Another party leader, Senate Finance Chairwoman Liz Krueger (D-Manhattan), issued a statement saying, "Unfortunately, based on discoveries from the last few days … I believe the Legislature should conduct oversight hearings and re-evaluate the continued use of such broad emergency powers by the executive."
Assemb. Pat Burke (D-Buffalo) wrote in a local newspaper he thought "the governor did an admirable job in those early times of uncertainty" but now he is "prepared to vote to rescind those powers."
Lawmakers said the topic seeps into almost every closed-door conference meeting. But the question remains whether lawmakers actually want to act now or just let Cuomo's powers expire in April.
"If you took a secret vote, it would probably be 145-5" to end emergency powers, said one leading Assembly member who asked not to be identified while speaking about the meetings. "But it's now February. And you have to ask, 'Are there enough votes to override a veto if it comes to that?' That seems like a far less likely scenario than just letting his powers expire."
Others said the issue should be reexamined, but stopped short of saying the emergency powers should be terminated altogether.
"I think the governor's emergency powers should expire but be revisited as warranted," said Assemb. Donna Lupardo (D-Binghamton), Agriculture Committee chairwoman. "I would welcome a more collaborative approach on key decisions being made. There are many topic experts in the Legislature who could provide valuable input."
Besides James' report, the administration received another blow on the issue when a state Supreme Court judge ruled it had violated the Freedom of Information Law by delaying for months the release of the nursing home data. The judge gave the administration five business days to supply the information — but the ruling is subject to appeal.
On the Health Department controversy, Cuomo didn’t dispute that top officials had left, including the state epidemiologist. He said it’s a high-stress atmosphere that’s not for everyone. "If Times reporters think I push hospitals too hard and local governments too hard, I say I’m a fighter for the people of New York and I believe I’m saving lives," the governor told the newspaper.
Republicans have been trying to heap pressure not only on the governor but their Democratic colleagues. On Monday, they tried and failed to pass a hostile amendment to force Democrats to issue subpoenas for a nursing home investigation. They accused the Democrats of stonewalling and protecting the governor.
"This partisan decision in the wake of the AG’s report is a dereliction of duty on their part," Sen. Anthony Palumbo (R-New Suffolk) said.
Gianaris shot back, saying Republicans never issued one subpoena to the Cuomo administration from 2011-18, when they were in the Senate majority during Cuomo’s first two terms.

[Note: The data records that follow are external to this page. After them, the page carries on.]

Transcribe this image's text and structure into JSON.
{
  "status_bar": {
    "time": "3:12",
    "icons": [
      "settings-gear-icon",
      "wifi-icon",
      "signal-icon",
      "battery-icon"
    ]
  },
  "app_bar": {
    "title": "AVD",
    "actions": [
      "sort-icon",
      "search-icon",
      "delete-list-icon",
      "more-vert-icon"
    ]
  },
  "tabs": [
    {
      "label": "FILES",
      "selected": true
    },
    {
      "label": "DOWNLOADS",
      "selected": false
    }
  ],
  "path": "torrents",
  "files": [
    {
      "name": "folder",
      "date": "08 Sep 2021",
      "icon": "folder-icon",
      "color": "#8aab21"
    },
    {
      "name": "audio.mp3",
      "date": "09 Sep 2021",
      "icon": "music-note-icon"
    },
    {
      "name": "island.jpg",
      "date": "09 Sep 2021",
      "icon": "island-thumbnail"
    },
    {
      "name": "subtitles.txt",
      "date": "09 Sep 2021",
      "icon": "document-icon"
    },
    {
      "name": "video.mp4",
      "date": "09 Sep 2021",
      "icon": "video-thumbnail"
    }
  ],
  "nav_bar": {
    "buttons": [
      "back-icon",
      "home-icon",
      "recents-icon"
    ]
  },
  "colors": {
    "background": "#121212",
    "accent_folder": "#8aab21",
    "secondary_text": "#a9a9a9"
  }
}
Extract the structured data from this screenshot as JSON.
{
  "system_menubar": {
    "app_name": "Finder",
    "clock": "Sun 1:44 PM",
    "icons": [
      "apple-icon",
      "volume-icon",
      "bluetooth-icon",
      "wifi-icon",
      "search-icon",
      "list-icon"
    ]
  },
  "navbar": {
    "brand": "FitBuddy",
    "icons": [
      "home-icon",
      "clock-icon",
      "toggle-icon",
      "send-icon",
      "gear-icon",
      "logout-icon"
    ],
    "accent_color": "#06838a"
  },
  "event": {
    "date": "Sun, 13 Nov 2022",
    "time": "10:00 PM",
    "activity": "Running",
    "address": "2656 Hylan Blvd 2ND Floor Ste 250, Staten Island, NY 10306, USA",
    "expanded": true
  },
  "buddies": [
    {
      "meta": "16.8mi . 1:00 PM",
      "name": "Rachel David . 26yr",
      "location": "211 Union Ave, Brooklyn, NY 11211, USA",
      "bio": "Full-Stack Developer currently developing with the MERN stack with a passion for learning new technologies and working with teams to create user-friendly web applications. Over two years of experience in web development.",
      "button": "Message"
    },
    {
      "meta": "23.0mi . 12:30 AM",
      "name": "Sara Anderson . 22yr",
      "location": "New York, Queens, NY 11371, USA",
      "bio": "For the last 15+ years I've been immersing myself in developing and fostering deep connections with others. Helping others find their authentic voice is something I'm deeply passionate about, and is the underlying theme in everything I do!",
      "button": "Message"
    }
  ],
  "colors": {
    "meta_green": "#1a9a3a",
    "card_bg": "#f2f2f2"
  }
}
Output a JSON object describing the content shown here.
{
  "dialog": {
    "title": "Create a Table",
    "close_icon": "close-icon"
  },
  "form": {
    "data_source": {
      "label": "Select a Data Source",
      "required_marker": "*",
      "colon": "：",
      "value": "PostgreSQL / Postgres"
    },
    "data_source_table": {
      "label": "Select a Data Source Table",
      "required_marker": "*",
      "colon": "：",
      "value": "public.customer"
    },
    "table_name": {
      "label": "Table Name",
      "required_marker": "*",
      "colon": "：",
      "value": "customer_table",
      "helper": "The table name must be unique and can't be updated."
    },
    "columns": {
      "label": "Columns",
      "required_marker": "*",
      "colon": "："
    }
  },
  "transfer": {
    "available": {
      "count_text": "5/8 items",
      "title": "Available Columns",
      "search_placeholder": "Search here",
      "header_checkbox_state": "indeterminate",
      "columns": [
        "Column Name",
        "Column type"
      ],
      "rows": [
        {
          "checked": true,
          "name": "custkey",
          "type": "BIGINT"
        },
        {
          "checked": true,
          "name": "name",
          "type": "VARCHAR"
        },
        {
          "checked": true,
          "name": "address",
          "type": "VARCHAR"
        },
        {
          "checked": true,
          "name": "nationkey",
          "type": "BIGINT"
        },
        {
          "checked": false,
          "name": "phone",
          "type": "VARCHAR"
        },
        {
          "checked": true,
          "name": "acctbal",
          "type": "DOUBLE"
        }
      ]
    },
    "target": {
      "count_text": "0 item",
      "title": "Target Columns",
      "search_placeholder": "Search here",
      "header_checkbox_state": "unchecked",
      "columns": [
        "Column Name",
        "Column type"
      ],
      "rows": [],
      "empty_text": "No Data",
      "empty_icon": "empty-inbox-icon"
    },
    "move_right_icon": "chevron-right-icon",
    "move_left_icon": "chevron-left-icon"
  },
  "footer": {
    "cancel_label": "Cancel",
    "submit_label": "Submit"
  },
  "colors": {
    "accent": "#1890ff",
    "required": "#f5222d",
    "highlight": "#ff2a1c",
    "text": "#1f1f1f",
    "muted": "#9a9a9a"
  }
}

Dems have hinted they could turn to subpoenas — and schedule extra public hearings — if the administration doesn’t provide all the information they are seeking.
The governor is now in his third term and 11th year in office. Asked if Cuomo fatigue was a part of why Democrats are speaking out now, Gianaris said: "I don’t know that it’s about fatigue or personalities or anything like that. But if the executive is going to make it difficult for us to do our jobs, that’s going to be a problem."